══ Exercise material
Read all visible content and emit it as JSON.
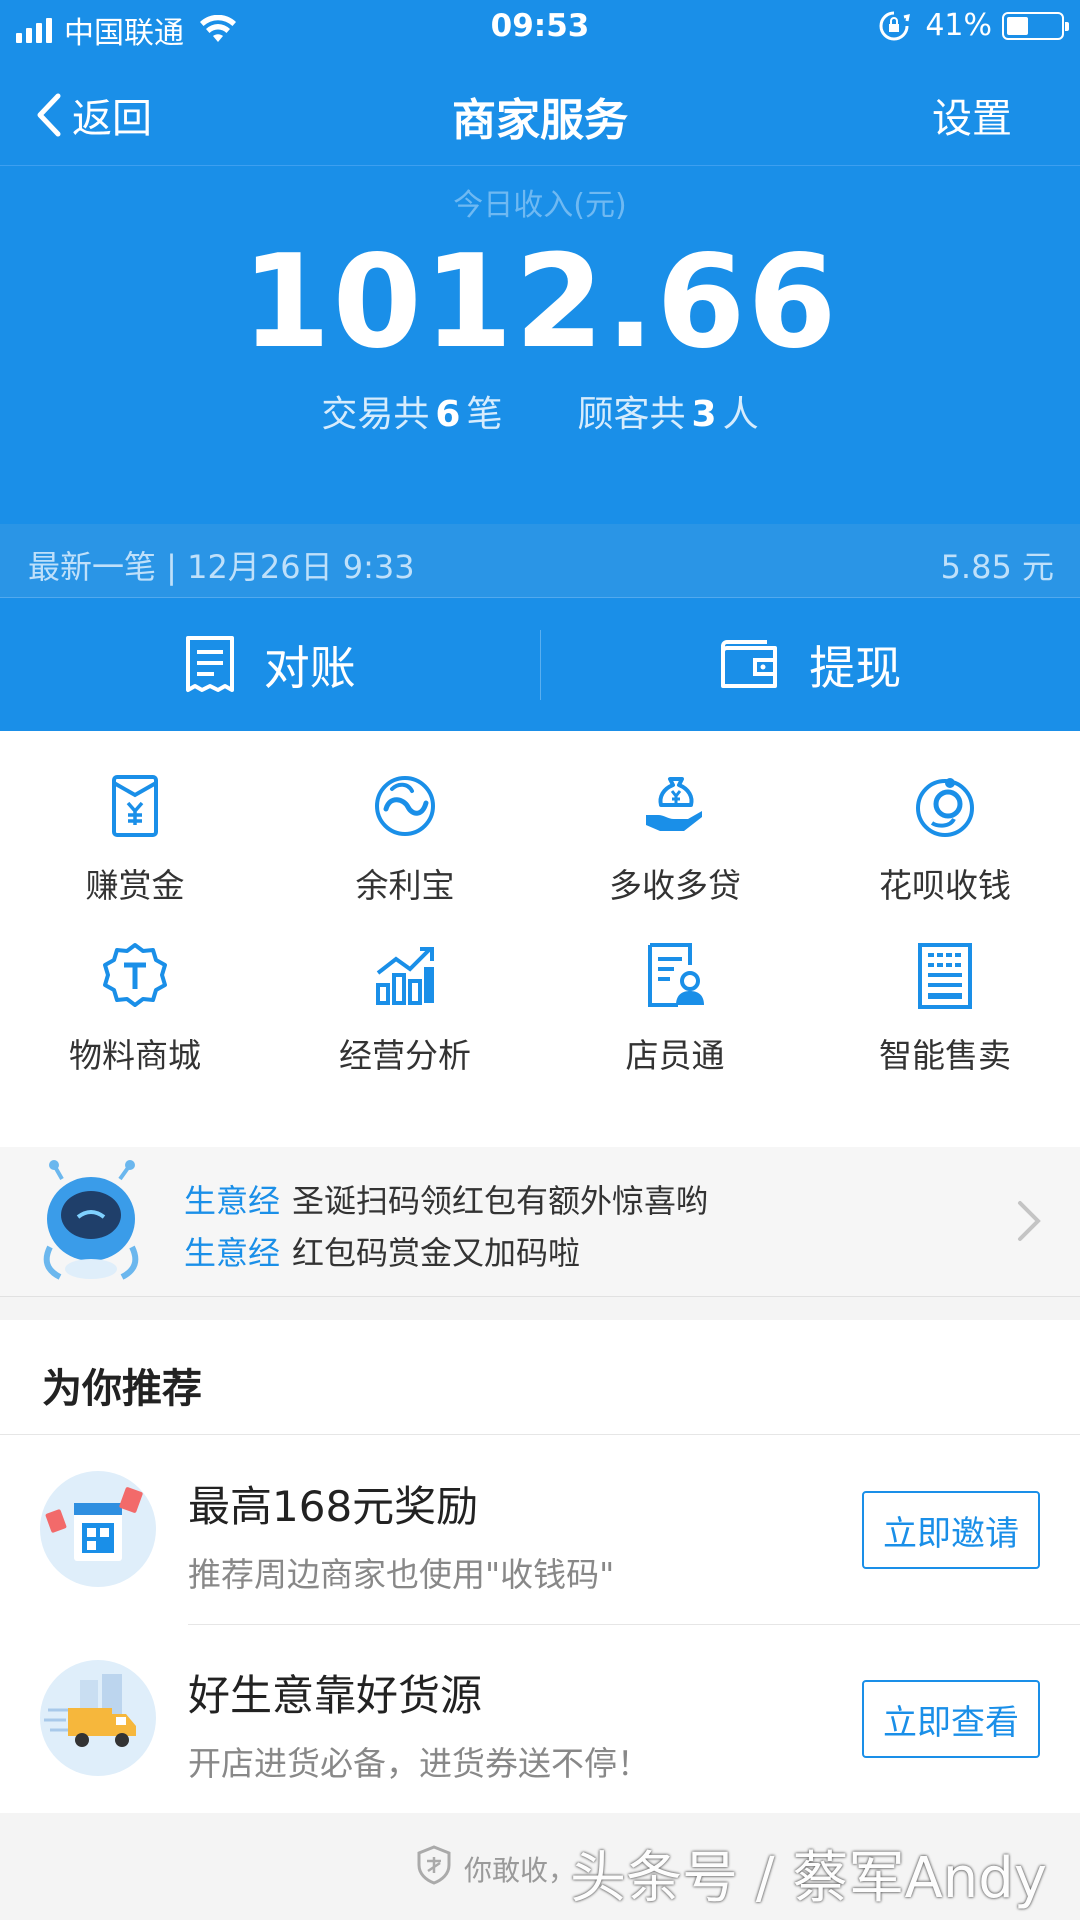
{
  "status_bar": {
    "carrier": "中国联通",
    "time": "09:53",
    "battery": "41%",
    "battery_level": 0.41
  },
  "navbar": {
    "back_label": "返回",
    "title": "商家服务",
    "settings_label": "设置"
  },
  "income": {
    "label": "今日收入(元)",
    "amount": "1012.66",
    "transactions_prefix": "交易共",
    "transactions_count": "6",
    "transactions_suffix": "笔",
    "customers_prefix": "顾客共",
    "customers_count": "3",
    "customers_suffix": "人"
  },
  "latest": {
    "label": "最新一笔 | 12月26日 9:33",
    "amount": "5.85 元"
  },
  "actions": {
    "reconcile_label": "对账",
    "withdraw_label": "提现"
  },
  "services": [
    {
      "label": "赚赏金",
      "icon": "reward-envelope-icon"
    },
    {
      "label": "余利宝",
      "icon": "yulibao-icon"
    },
    {
      "label": "多收多贷",
      "icon": "money-bag-hand-icon"
    },
    {
      "label": "花呗收钱",
      "icon": "huabei-icon"
    },
    {
      "label": "物料商城",
      "icon": "badge-t-icon"
    },
    {
      "label": "经营分析",
      "icon": "bar-chart-icon"
    },
    {
      "label": "店员通",
      "icon": "staff-document-icon"
    },
    {
      "label": "智能售卖",
      "icon": "vending-machine-icon"
    }
  ],
  "news": {
    "items": [
      {
        "tag": "生意经",
        "text": "圣诞扫码领红包有额外惊喜哟"
      },
      {
        "tag": "生意经",
        "text": "红包码赏金又加码啦"
      }
    ]
  },
  "recommend": {
    "title": "为你推荐",
    "items": [
      {
        "title": "最高168元奖励",
        "subtitle": "推荐周边商家也使用\"收钱码\"",
        "button": "立即邀请",
        "icon": "payment-code-icon"
      },
      {
        "title": "好生意靠好货源",
        "subtitle": "开店进货必备，进货券送不停！",
        "button": "立即查看",
        "icon": "delivery-truck-icon"
      }
    ]
  },
  "footer": {
    "text": "你敢收，",
    "watermark": "头条号 / 蔡军Andy"
  },
  "colors": {
    "brand_blue": "#1a8fe8",
    "latest_bar": "#2a95e6"
  }
}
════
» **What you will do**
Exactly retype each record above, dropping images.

» **Answer section**
Read all visible content and emit it as JSON.
{
  "status_bar": {
    "carrier": "中国联通",
    "time": "09:53",
    "battery": "41%",
    "battery_level": 0.41
  },
  "navbar": {
    "back_label": "返回",
    "title": "商家服务",
    "settings_label": "设置"
  },
  "income": {
    "label": "今日收入(元)",
    "amount": "1012.66",
    "transactions_prefix": "交易共",
    "transactions_count": "6",
    "transactions_suffix": "笔",
    "customers_prefix": "顾客共",
    "customers_count": "3",
    "customers_suffix": "人"
  },
  "latest": {
    "label": "最新一笔 | 12月26日 9:33",
    "amount": "5.85 元"
  },
  "actions": {
    "reconcile_label": "对账",
    "withdraw_label": "提现"
  },
  "services": [
    {
      "label": "赚赏金",
      "icon": "reward-envelope-icon"
    },
    {
      "label": "余利宝",
      "icon": "yulibao-icon"
    },
    {
      "label": "多收多贷",
      "icon": "money-bag-hand-icon"
    },
    {
      "label": "花呗收钱",
      "icon": "huabei-icon"
    },
    {
      "label": "物料商城",
      "icon": "badge-t-icon"
    },
    {
      "label": "经营分析",
      "icon": "bar-chart-icon"
    },
    {
      "label": "店员通",
      "icon": "staff-document-icon"
    },
    {
      "label": "智能售卖",
      "icon": "vending-machine-icon"
    }
  ],
  "news": {
    "items": [
      {
        "tag": "生意经",
        "text": "圣诞扫码领红包有额外惊喜哟"
      },
      {
        "tag": "生意经",
        "text": "红包码赏金又加码啦"
      }
    ]
  },
  "recommend": {
    "title": "为你推荐",
    "items": [
      {
        "title": "最高168元奖励",
        "subtitle": "推荐周边商家也使用\"收钱码\"",
        "button": "立即邀请",
        "icon": "payment-code-icon"
      },
      {
        "title": "好生意靠好货源",
        "subtitle": "开店进货必备，进货券送不停！",
        "button": "立即查看",
        "icon": "delivery-truck-icon"
      }
    ]
  },
  "footer": {
    "text": "你敢收，",
    "watermark": "头条号 / 蔡军Andy"
  },
  "colors": {
    "brand_blue": "#1a8fe8",
    "latest_bar": "#2a95e6"
  }
}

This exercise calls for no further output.